Task data:

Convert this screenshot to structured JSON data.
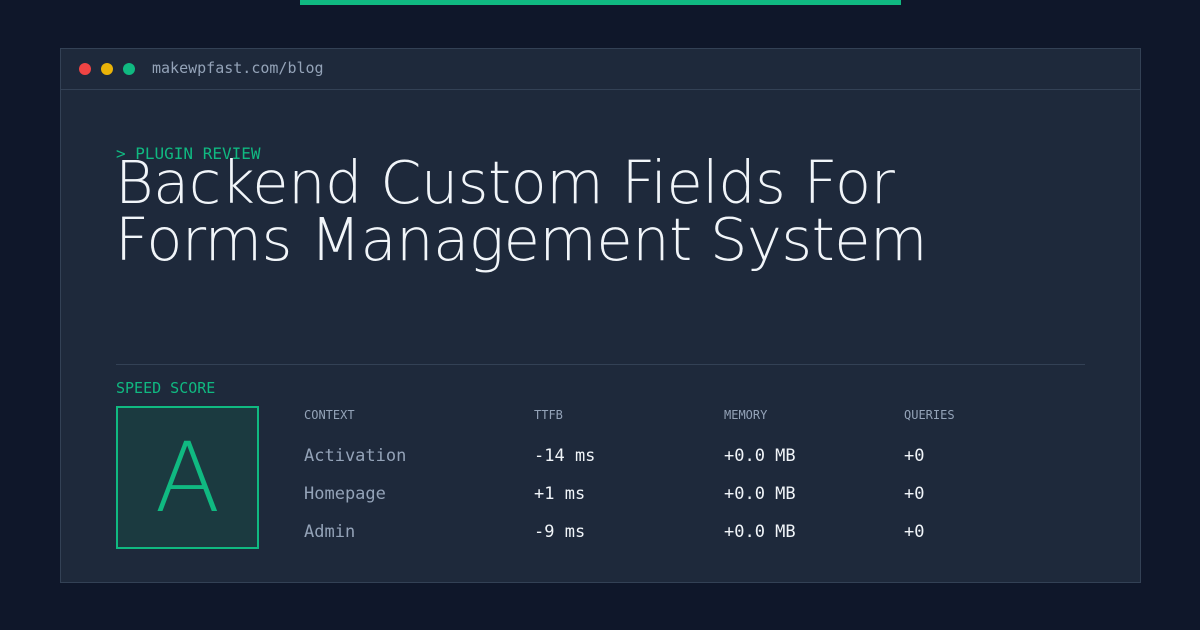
{
  "colors": {
    "background": "#0f172a",
    "panel": "#1e293b",
    "accent": "#10b981",
    "muted": "#94a3b8",
    "text": "#f1f5f9"
  },
  "window": {
    "controls": [
      "close-dot",
      "minimize-dot",
      "maximize-dot"
    ],
    "url": "makewpfast.com/blog"
  },
  "article": {
    "eyebrow": "> PLUGIN REVIEW",
    "title": "Backend Custom Fields For Forms Management System"
  },
  "speed": {
    "label": "SPEED SCORE",
    "grade": "A"
  },
  "metrics": {
    "headers": [
      "CONTEXT",
      "TTFB",
      "MEMORY",
      "QUERIES"
    ],
    "rows": [
      {
        "context": "Activation",
        "ttfb": "-14 ms",
        "memory": "+0.0 MB",
        "queries": "+0"
      },
      {
        "context": "Homepage",
        "ttfb": "+1 ms",
        "memory": "+0.0 MB",
        "queries": "+0"
      },
      {
        "context": "Admin",
        "ttfb": "-9 ms",
        "memory": "+0.0 MB",
        "queries": "+0"
      }
    ]
  }
}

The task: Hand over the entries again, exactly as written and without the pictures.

Output for this task:
Convert this screenshot to structured JSON data.
{
  "colors": {
    "background": "#0f172a",
    "panel": "#1e293b",
    "accent": "#10b981",
    "muted": "#94a3b8",
    "text": "#f1f5f9"
  },
  "window": {
    "controls": [
      "close-dot",
      "minimize-dot",
      "maximize-dot"
    ],
    "url": "makewpfast.com/blog"
  },
  "article": {
    "eyebrow": "> PLUGIN REVIEW",
    "title": "Backend Custom Fields For Forms Management System"
  },
  "speed": {
    "label": "SPEED SCORE",
    "grade": "A"
  },
  "metrics": {
    "headers": [
      "CONTEXT",
      "TTFB",
      "MEMORY",
      "QUERIES"
    ],
    "rows": [
      {
        "context": "Activation",
        "ttfb": "-14 ms",
        "memory": "+0.0 MB",
        "queries": "+0"
      },
      {
        "context": "Homepage",
        "ttfb": "+1 ms",
        "memory": "+0.0 MB",
        "queries": "+0"
      },
      {
        "context": "Admin",
        "ttfb": "-9 ms",
        "memory": "+0.0 MB",
        "queries": "+0"
      }
    ]
  }
}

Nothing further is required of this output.